“It’s been stressful,” said Barkey. “I’m not an attorney and don’t pretend to be one. All the legal jargon is confusing.”
Customers say holding Quest Concrete accountable has been a nightmare.
"Nobody is taking responsibility whatsoever,” said Barkey.
Many customers have used Secretary of State records, which show the business has changed registered agents three times: first it was Todd Holzer, then it was Ben Caughey, and now it’sICE Miller LLP c/o Jeffrey A. Hokanson.”
In Indiana, a registered agent is usually just the person who accepts correspondence for the business. Registered agents are not necessarily in charge.
In fact, when you create a business with the Indiana Secretary of State's office, state law does not require you to list who owns or manages the company— a fact consumers say leads to a lot of confusion.
“A new entity may not have investors, shareholders, directors, managers, etc.” said Lindsey Eaton, a spokesperson for the Secretary of State’s Office, in an email to WRTV. “The Secretary of State cannot require any information other than what is required by statute. For an LLC, that statute does not require governing person information at formation, nor does it require the names of the managers or members.”
Customers say Quest Concrete is connected to a similar-sounding business, Quest Exteriors.

The Better Business Bureau says the names were used interchangeably.
Customer Busy Boyer of Fishers signed contracts with both Quest Concrete and Quest Exteriors, records show.
WRTV Investigates was in Hamilton County court on March 28 when Boyer won a $988 judgment against Quest Exteriors, but the judge said she needed to find a better address to serve Quest Concrete.

"It's hard to get somebody served when there's so many addresses listed and so many registered agents and the names keep changing,” said Boyer. “A layperson like me- you have no where to go! "

Boyer also got a letter from ICE Miller saying Quest Concrete is out of funds.
“You’re stuck,” said Boyer. “There’s nothing for you to do.”
Attorney Ben Caughey showed up to Boyer’s hearing.
He served as a registered agent for Quest Concrete earlier this year, and now represents former registered agent Todd Holzer, who was also named in Boyer’s lawsuit.
WRTV Investigates asked Caughey if he knows what happened to customers’ money.
“I don’t have any comment,” said Caughey as he left court.
Busy Boyer’s trial against Todd Holzer is scheduled for June 12.
No one from Quest Concrete LLC showed up to her hearing on March 28.

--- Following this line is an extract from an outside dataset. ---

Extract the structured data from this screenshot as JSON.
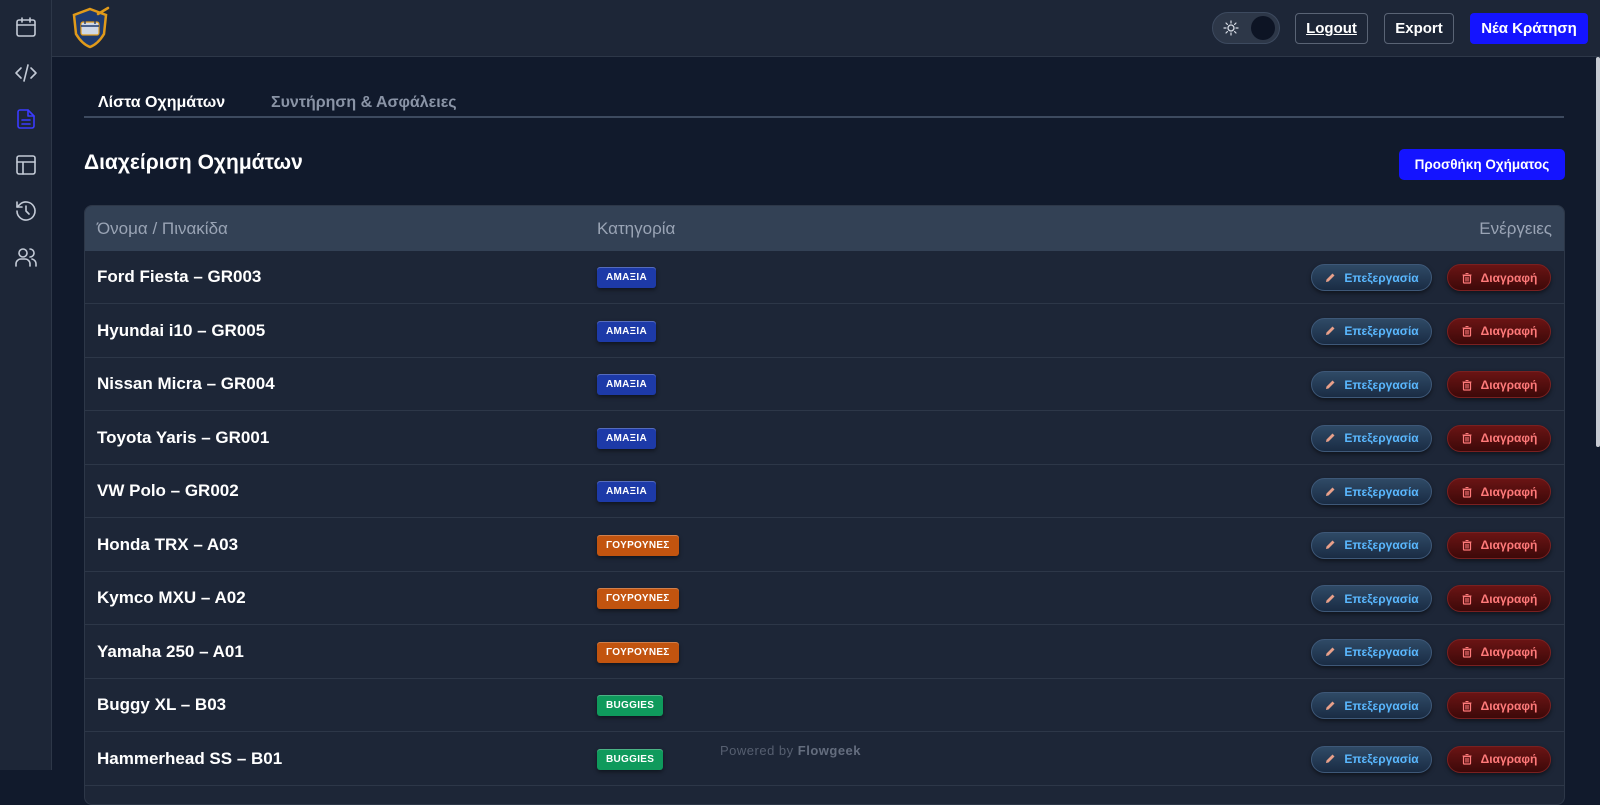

“It’s infuriating,” said Boyer.
Secretary of State records show Quest Concrete’s manager was listed as Carie Gossett.
Quest Exterior’s registered agent was listed as Mike Gossett.
WRTV Investigates knocked on the Gossett’s door at their home and left a business card, but we have not heard back.

Since November, customers have filed at least 16 lawsuits against Quest Concrete, Quest Exteriors or their leadership.
Fed up with the courts, consumers like Vince Helmer and Justin Barkey have filed police reports with various agencies in the hopes of finding out where their money went.
They say Indiana needs to make it easier for consumers to hold businesses accountable.
“We understand that identifying responsible parties can sometimes be a frustrating experience,” said Lindsey Eaton with the Secretary of State’s office in an email to WRTV. “The Secretary of State’s office cannot provide legal advice, and recommends consultation with an attorney or consumer advocacy resource (i.e. Attorney General).”